** Work task **
Give the number of lines in the data that contain "Inserisci", and nothing more.

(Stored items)
====

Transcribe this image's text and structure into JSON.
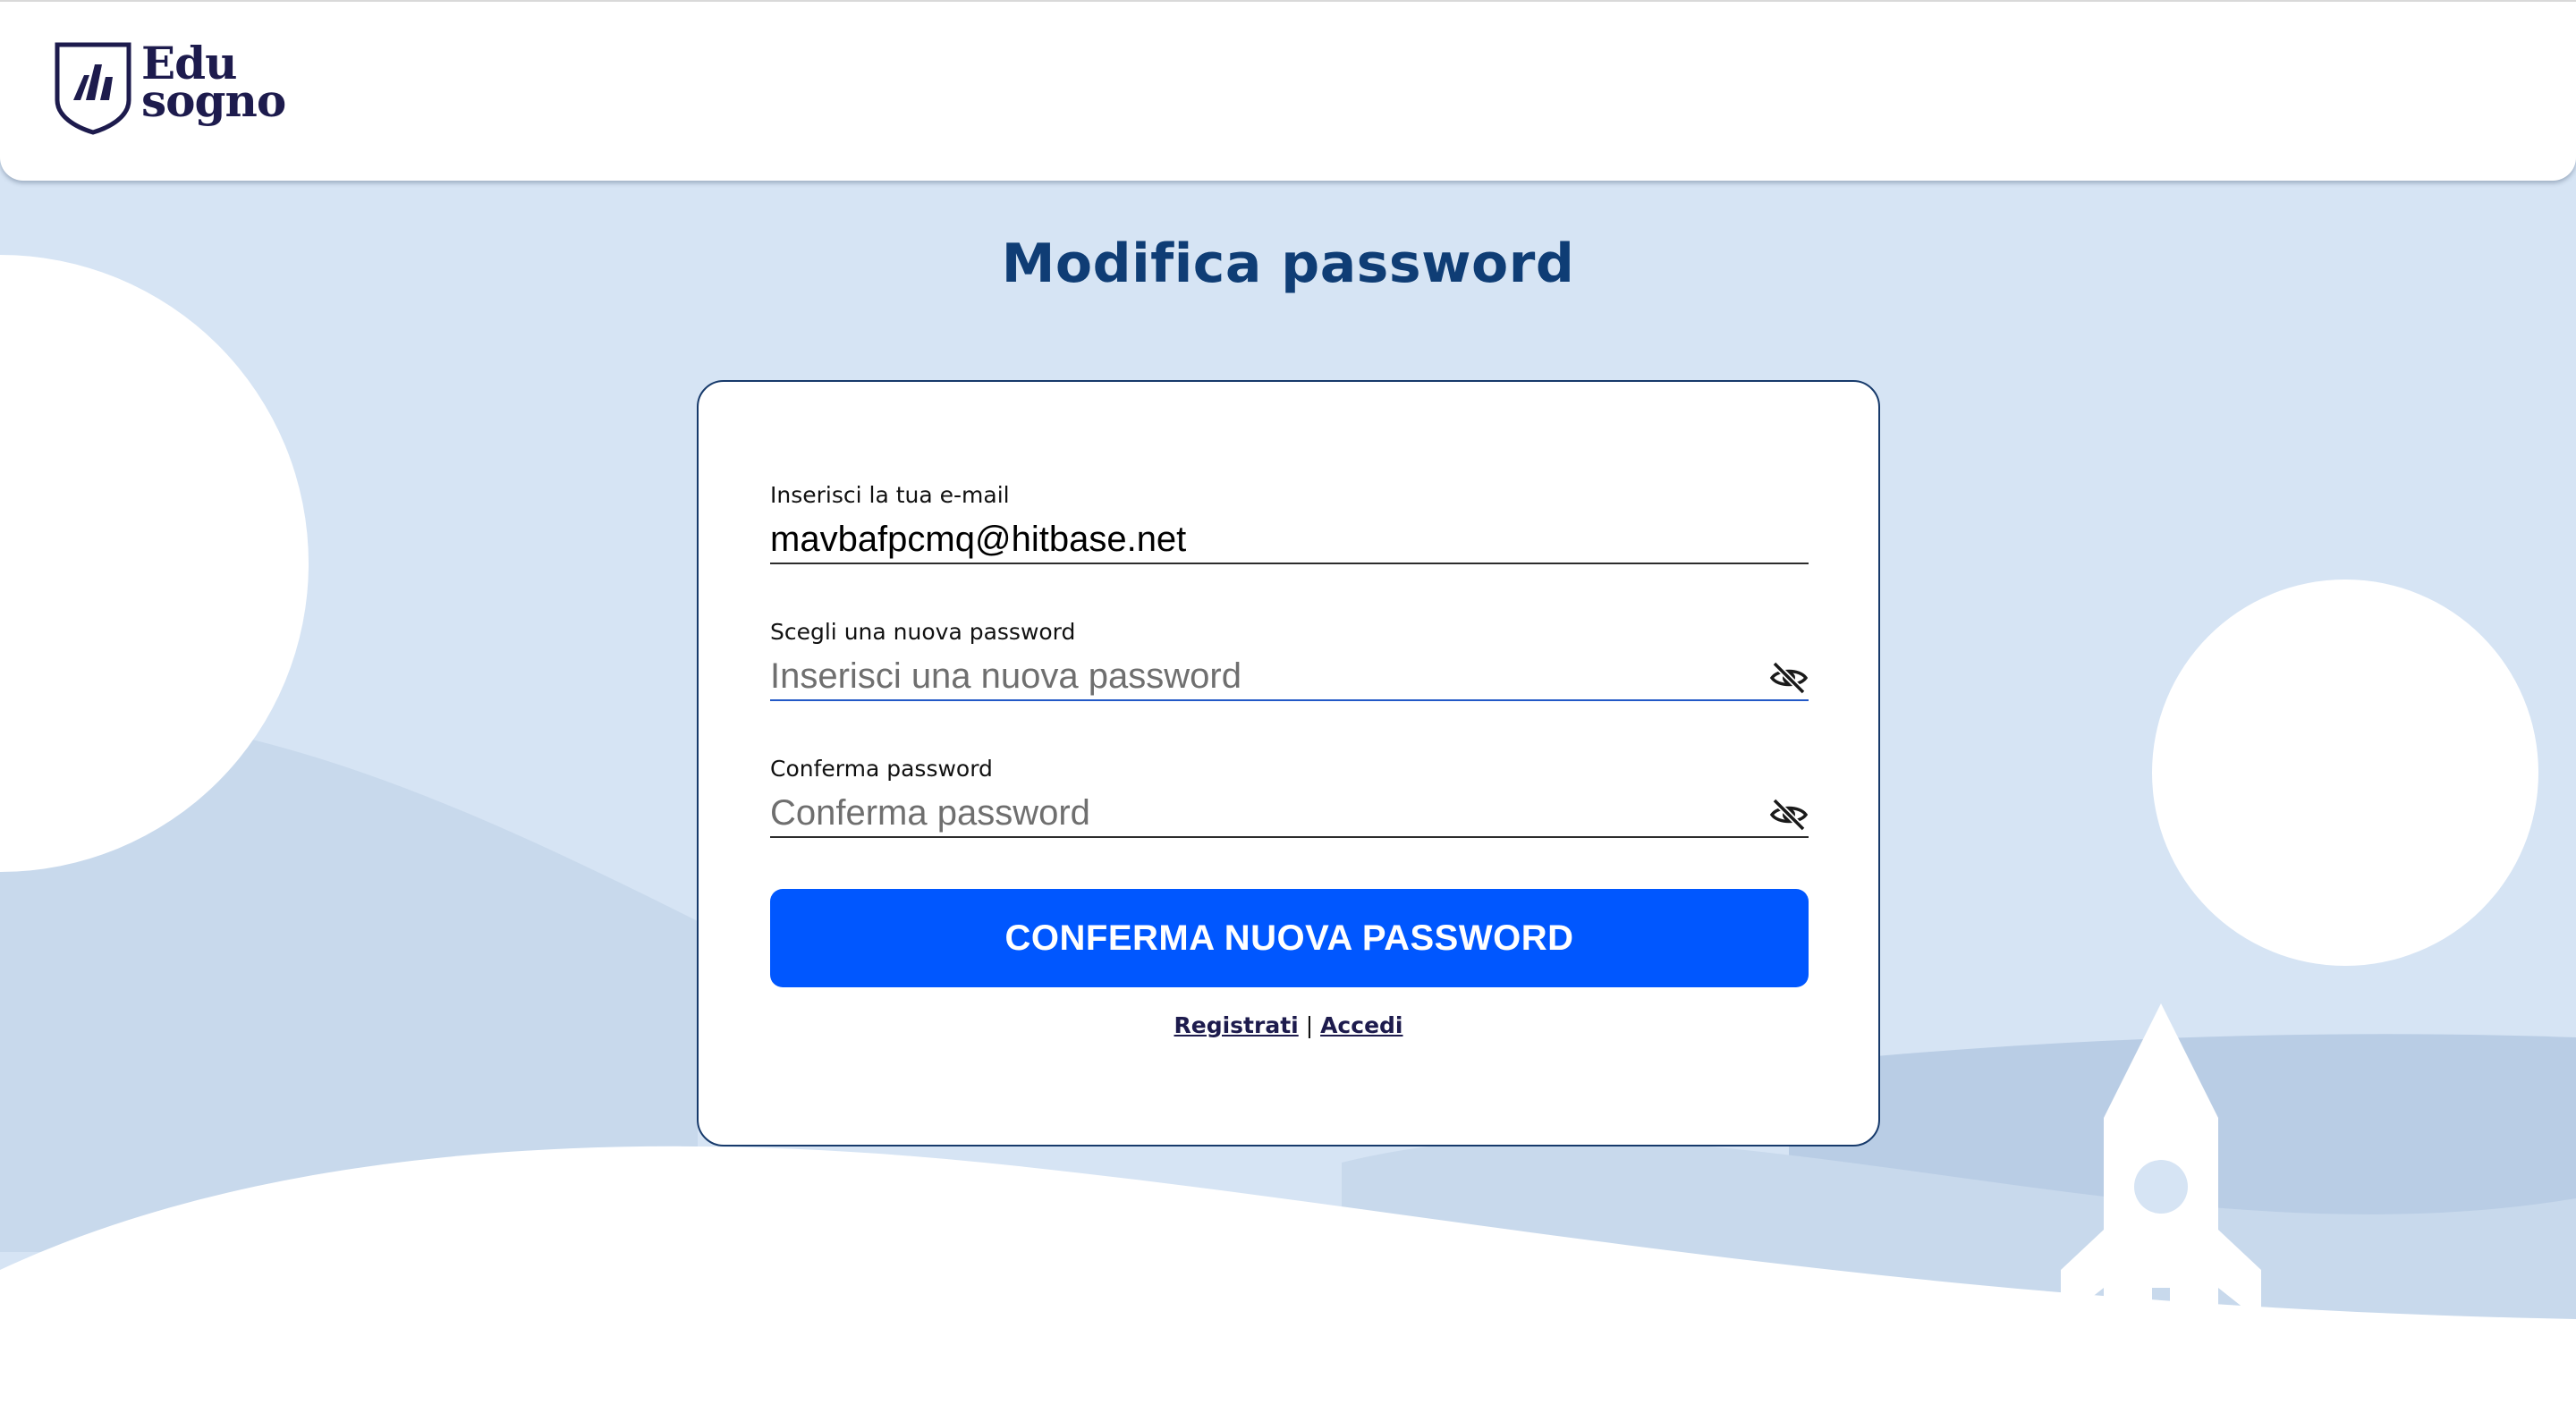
{
  "brand": {
    "logo_line1": "Edu",
    "logo_line2": "sogno",
    "logo_color": "#1d1b4d"
  },
  "page": {
    "title": "Modifica password"
  },
  "form": {
    "email_label": "Inserisci la tua e-mail",
    "email_value": "mavbafpcmq@hitbase.net",
    "new_password_label": "Scegli una nuova password",
    "new_password_placeholder": "Inserisci una nuova password",
    "confirm_password_label": "Conferma password",
    "confirm_password_placeholder": "Conferma password",
    "password_toggle_icon": "eye-off-icon",
    "submit_label": "CONFERMA NUOVA PASSWORD"
  },
  "links": {
    "register": "Registrati",
    "separator": "|",
    "login": "Accedi"
  },
  "colors": {
    "accent": "#0057ff",
    "title": "#0f3d75",
    "background": "#d6e4f4"
  }
}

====

** Your solution **
2